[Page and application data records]

┄┄┄┄┄┄┄┄┄┄┄┄┄┄┄┄┄┄┄┄

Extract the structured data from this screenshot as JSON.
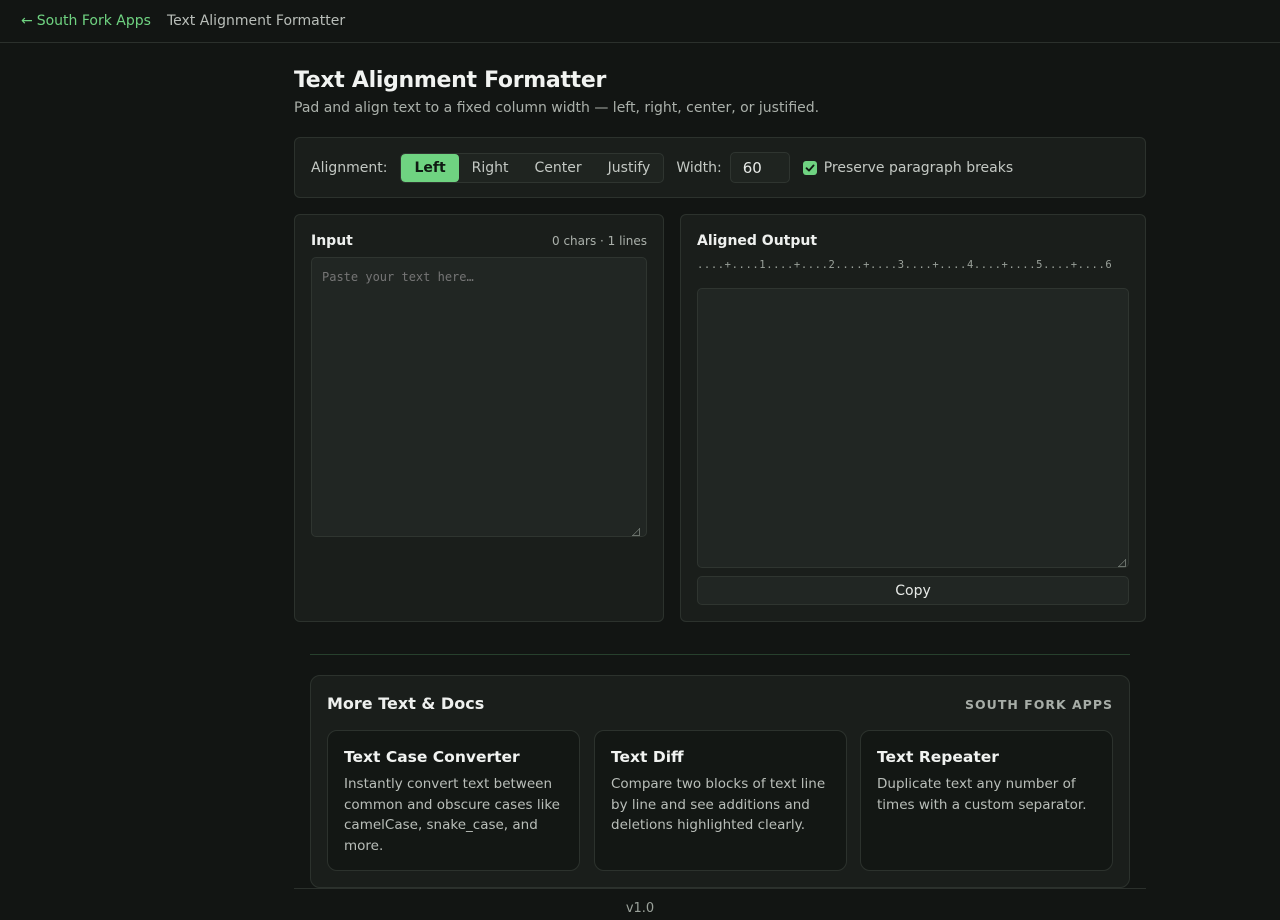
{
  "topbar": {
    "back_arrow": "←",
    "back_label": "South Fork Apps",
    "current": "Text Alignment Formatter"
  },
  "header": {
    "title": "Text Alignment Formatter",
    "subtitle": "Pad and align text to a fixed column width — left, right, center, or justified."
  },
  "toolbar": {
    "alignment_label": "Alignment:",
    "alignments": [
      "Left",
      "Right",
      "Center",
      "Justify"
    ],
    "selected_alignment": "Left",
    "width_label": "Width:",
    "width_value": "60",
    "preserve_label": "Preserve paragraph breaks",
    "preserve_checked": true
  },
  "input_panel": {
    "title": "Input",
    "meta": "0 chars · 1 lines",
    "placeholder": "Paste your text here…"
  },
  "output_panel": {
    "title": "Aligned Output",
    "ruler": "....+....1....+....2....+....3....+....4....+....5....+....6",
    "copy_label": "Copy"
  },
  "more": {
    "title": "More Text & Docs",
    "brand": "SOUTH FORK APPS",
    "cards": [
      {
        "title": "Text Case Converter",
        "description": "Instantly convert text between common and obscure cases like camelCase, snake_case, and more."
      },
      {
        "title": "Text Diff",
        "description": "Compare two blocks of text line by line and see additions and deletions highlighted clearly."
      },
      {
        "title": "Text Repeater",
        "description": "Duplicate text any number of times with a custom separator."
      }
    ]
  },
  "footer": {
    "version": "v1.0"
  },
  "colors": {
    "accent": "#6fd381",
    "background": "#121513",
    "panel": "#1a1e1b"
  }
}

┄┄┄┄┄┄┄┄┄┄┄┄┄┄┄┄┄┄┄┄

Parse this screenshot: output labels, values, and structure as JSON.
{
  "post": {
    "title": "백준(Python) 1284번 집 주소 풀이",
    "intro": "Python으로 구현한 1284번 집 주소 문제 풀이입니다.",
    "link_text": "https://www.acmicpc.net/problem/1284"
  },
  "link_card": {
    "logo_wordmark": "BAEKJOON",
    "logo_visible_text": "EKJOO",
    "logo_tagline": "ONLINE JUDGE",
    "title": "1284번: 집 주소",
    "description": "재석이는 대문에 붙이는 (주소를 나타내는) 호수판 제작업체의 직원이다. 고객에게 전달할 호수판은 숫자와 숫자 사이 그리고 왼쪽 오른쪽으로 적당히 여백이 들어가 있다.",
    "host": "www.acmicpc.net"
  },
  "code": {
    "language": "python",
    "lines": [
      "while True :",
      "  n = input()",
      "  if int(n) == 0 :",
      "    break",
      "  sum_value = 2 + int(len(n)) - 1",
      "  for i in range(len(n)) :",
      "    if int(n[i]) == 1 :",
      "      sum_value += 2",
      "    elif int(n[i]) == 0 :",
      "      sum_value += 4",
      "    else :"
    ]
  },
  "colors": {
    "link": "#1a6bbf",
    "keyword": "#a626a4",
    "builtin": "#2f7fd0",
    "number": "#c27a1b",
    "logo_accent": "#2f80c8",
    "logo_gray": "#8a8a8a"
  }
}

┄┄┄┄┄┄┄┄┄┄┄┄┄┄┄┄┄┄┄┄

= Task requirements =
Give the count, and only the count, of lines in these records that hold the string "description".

= Response =
4